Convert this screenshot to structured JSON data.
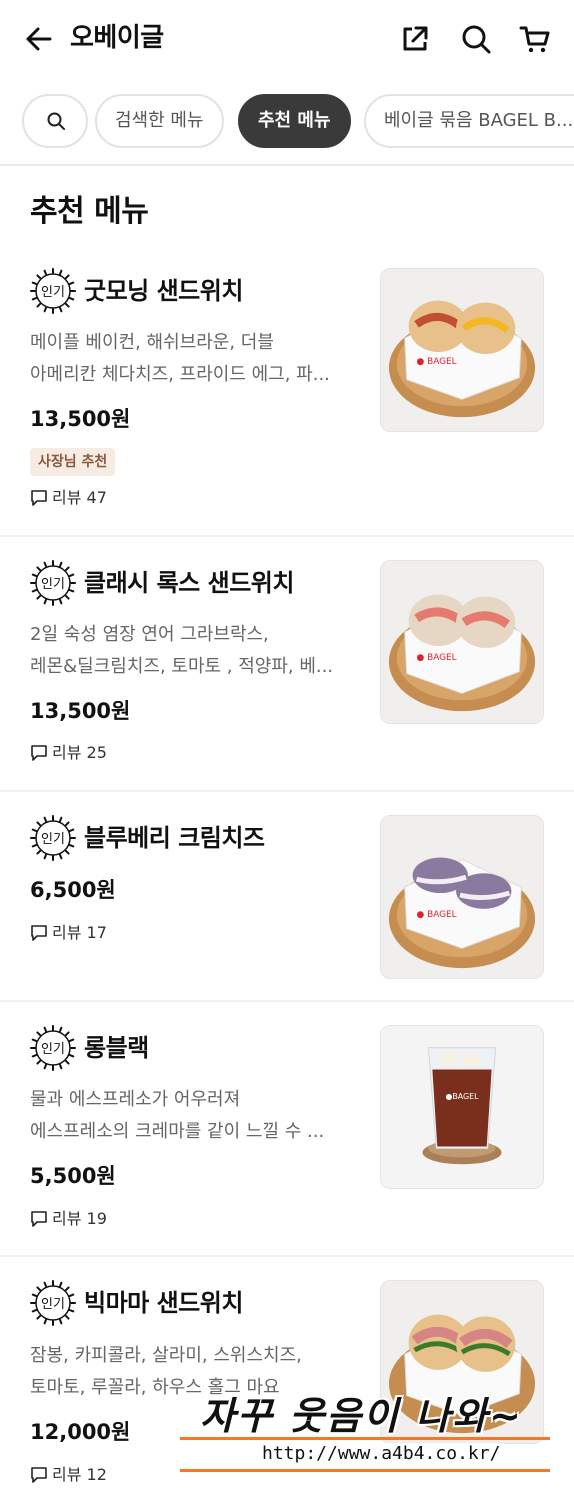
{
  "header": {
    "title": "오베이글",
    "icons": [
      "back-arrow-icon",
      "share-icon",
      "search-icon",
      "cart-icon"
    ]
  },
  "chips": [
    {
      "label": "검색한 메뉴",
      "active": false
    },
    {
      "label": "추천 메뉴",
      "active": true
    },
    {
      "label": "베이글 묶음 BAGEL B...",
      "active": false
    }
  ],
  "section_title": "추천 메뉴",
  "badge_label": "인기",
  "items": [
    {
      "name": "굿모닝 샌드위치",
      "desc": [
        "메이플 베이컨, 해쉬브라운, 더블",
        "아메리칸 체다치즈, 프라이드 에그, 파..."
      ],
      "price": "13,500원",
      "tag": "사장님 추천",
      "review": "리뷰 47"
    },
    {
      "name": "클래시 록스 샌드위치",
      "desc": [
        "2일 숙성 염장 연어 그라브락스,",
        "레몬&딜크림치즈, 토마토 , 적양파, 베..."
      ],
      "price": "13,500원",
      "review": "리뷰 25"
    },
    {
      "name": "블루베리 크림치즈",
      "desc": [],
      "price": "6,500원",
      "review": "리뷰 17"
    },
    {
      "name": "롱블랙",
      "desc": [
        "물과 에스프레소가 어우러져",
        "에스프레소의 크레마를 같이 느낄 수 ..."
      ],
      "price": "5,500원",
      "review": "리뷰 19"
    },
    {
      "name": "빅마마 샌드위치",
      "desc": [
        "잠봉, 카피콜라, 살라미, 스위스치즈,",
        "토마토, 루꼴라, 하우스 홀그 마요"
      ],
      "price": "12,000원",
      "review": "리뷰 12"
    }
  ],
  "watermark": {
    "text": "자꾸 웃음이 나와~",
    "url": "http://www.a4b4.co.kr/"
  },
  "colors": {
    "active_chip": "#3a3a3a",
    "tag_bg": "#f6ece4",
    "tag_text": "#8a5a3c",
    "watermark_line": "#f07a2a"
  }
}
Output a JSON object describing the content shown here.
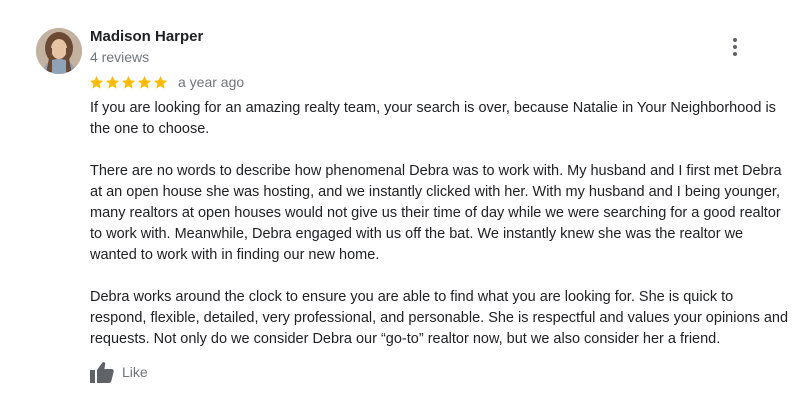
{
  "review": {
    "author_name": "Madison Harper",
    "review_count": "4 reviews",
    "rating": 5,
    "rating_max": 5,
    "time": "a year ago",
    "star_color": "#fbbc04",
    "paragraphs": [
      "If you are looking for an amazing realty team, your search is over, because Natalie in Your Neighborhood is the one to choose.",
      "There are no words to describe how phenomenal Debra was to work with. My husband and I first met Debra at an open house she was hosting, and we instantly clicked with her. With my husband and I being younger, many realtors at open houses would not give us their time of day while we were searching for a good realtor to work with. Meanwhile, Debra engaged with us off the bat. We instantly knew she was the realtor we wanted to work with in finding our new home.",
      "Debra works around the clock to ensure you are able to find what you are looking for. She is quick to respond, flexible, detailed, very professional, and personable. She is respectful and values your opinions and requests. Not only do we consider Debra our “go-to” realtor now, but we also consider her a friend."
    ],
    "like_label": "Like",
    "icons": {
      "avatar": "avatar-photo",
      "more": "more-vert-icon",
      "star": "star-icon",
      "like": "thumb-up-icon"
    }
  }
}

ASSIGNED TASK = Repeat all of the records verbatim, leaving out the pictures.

THE ANSWER =
Convert this screenshot to structured JSON data.
{
  "header": {
    "title": "오베이글",
    "icons": [
      "back-arrow-icon",
      "share-icon",
      "search-icon",
      "cart-icon"
    ]
  },
  "chips": [
    {
      "label": "검색한 메뉴",
      "active": false
    },
    {
      "label": "추천 메뉴",
      "active": true
    },
    {
      "label": "베이글 묶음 BAGEL B...",
      "active": false
    }
  ],
  "section_title": "추천 메뉴",
  "badge_label": "인기",
  "items": [
    {
      "name": "굿모닝 샌드위치",
      "desc": [
        "메이플 베이컨, 해쉬브라운, 더블",
        "아메리칸 체다치즈, 프라이드 에그, 파..."
      ],
      "price": "13,500원",
      "tag": "사장님 추천",
      "review": "리뷰 47"
    },
    {
      "name": "클래시 록스 샌드위치",
      "desc": [
        "2일 숙성 염장 연어 그라브락스,",
        "레몬&딜크림치즈, 토마토 , 적양파, 베..."
      ],
      "price": "13,500원",
      "review": "리뷰 25"
    },
    {
      "name": "블루베리 크림치즈",
      "desc": [],
      "price": "6,500원",
      "review": "리뷰 17"
    },
    {
      "name": "롱블랙",
      "desc": [
        "물과 에스프레소가 어우러져",
        "에스프레소의 크레마를 같이 느낄 수 ..."
      ],
      "price": "5,500원",
      "review": "리뷰 19"
    },
    {
      "name": "빅마마 샌드위치",
      "desc": [
        "잠봉, 카피콜라, 살라미, 스위스치즈,",
        "토마토, 루꼴라, 하우스 홀그 마요"
      ],
      "price": "12,000원",
      "review": "리뷰 12"
    }
  ],
  "watermark": {
    "text": "자꾸 웃음이 나와~",
    "url": "http://www.a4b4.co.kr/"
  },
  "colors": {
    "active_chip": "#3a3a3a",
    "tag_bg": "#f6ece4",
    "tag_text": "#8a5a3c",
    "watermark_line": "#f07a2a"
  }
}
Output a JSON object describing the content shown here.
{
  "review": {
    "author_name": "Madison Harper",
    "review_count": "4 reviews",
    "rating": 5,
    "rating_max": 5,
    "time": "a year ago",
    "star_color": "#fbbc04",
    "paragraphs": [
      "If you are looking for an amazing realty team, your search is over, because Natalie in Your Neighborhood is the one to choose.",
      "There are no words to describe how phenomenal Debra was to work with. My husband and I first met Debra at an open house she was hosting, and we instantly clicked with her. With my husband and I being younger, many realtors at open houses would not give us their time of day while we were searching for a good realtor to work with. Meanwhile, Debra engaged with us off the bat. We instantly knew she was the realtor we wanted to work with in finding our new home.",
      "Debra works around the clock to ensure you are able to find what you are looking for. She is quick to respond, flexible, detailed, very professional, and personable. She is respectful and values your opinions and requests. Not only do we consider Debra our “go-to” realtor now, but we also consider her a friend."
    ],
    "like_label": "Like",
    "icons": {
      "avatar": "avatar-photo",
      "more": "more-vert-icon",
      "star": "star-icon",
      "like": "thumb-up-icon"
    }
  }
}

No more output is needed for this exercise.